Dennis McGregor, a longtime mainstay of Sisters' cultural scene, will celebrate the release of his new album with an intimate house concert Saturday night.
“Behind The Beat, Below The Note” is McGregor's third solo album of original material, which he describes as “quirky yet soulful,” with a heaping helping of his well-known wit. It was recorded at Ridgetop Sound in Aptos, Calif., during March and April, with help from Sisters musicians Brent Alan and Patrick Lombardi, plus Phil Salazar and the band that backs Sisters-fave folk singer Keith Greeninger.
McGregor had a solid team around him, but he's no musical slouch himself. He's a native Californian who got close to making the big time in the 1970s with his “acid swing” band Natty Bumppo, before that band fizzled. After a decade away from music, McGregor's move to Sisters 20 years ago rekindled his interest in playing music for people.
Since then, he's become a familiar face on the town's live-music scene, recognized not only as a top-notch performer and tunesmith (he won the Sisters Folk Festival's 2003 songwriting contest), but also as the guy who draws those great posters for events such as the Sisters Outdoor Quilt Show, Sisters Rodeo and the folk fest.
Now, he's ready to unveil his newest work, which features an eclectic lineup of instruments, including stand-up bass, clarinet, fiddle, electric guitars, drums and organ, plus what McGregor calls “moments that cannot be predicted or orchestrated.” To wit:
“On ‘Money In Jesus,' a hilarious gospel romp about a guy who thinks he can get rich as a preacher as soon as he gets out of prison, there is a break that was to feature speaking in tongues,” McGregor wrote in an e-mail. “None of the backup singers had ever actually done that or even heard it done, but by around three in the morning, everyone was adequately ‘booted with liquid' and a chorus of tangled tongues came out like a miracle.”
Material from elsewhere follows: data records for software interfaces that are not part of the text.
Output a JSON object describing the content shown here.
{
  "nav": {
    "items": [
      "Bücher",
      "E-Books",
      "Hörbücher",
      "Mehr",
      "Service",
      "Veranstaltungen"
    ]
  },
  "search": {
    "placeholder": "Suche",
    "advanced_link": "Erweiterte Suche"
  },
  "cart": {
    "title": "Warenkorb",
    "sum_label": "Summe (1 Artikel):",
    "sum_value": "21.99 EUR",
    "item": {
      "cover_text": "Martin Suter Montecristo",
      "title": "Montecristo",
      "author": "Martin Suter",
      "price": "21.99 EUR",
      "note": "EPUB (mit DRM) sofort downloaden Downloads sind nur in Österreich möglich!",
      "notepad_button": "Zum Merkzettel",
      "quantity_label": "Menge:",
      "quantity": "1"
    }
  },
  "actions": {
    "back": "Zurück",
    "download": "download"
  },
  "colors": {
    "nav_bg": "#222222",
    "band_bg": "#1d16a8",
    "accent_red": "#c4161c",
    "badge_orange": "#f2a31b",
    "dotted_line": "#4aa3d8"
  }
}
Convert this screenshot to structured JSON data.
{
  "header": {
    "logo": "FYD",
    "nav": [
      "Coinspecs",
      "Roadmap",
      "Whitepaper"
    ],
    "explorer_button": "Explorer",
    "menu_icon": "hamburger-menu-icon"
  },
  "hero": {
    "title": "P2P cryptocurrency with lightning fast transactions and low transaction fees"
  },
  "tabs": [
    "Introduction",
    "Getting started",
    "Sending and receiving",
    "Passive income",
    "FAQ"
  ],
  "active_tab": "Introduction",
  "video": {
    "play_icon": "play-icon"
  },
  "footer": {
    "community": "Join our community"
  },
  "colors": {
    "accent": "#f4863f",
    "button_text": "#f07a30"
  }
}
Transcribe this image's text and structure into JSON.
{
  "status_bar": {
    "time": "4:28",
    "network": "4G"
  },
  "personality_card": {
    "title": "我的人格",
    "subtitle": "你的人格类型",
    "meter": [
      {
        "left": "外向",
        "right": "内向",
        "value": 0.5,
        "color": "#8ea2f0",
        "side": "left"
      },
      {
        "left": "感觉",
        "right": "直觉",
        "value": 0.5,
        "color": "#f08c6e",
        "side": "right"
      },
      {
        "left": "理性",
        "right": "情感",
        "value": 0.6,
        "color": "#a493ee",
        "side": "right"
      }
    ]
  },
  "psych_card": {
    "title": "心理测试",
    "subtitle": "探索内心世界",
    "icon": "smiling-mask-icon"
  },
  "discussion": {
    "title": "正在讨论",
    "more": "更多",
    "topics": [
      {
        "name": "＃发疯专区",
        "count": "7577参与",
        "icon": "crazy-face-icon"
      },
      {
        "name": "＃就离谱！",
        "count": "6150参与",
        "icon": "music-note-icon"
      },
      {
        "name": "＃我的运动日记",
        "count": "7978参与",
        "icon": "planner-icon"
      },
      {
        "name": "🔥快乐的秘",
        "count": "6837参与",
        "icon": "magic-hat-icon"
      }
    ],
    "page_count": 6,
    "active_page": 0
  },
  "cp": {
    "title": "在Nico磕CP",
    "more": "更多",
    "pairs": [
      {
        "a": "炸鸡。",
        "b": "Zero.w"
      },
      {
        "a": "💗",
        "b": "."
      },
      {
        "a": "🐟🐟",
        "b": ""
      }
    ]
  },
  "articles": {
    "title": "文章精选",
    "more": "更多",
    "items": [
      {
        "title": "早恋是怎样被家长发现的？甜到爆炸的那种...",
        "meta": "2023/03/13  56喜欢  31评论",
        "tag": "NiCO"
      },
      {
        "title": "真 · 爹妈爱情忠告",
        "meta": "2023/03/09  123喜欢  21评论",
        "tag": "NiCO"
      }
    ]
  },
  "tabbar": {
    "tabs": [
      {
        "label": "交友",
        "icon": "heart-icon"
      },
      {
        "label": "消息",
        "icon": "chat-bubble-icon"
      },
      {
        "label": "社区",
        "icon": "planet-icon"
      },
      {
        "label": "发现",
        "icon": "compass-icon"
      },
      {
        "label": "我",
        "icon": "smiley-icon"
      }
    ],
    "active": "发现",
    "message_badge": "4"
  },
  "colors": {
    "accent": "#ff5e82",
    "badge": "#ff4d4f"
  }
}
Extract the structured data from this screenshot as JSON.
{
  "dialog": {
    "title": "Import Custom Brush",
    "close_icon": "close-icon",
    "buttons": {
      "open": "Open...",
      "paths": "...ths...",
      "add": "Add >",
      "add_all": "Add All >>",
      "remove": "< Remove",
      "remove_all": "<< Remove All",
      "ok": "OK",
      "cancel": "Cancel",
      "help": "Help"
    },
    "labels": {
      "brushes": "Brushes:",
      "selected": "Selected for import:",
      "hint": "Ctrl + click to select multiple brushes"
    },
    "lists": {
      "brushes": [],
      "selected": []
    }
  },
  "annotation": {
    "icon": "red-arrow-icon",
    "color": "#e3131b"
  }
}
It's that kind of satisfying story-spinning that makes McGregor's shows worth seeking out. And he'll have plenty of time to entertain Saturday; while he often plays with a band, this show will be a solo affair, with a set list full of old favorites and songs from the new record.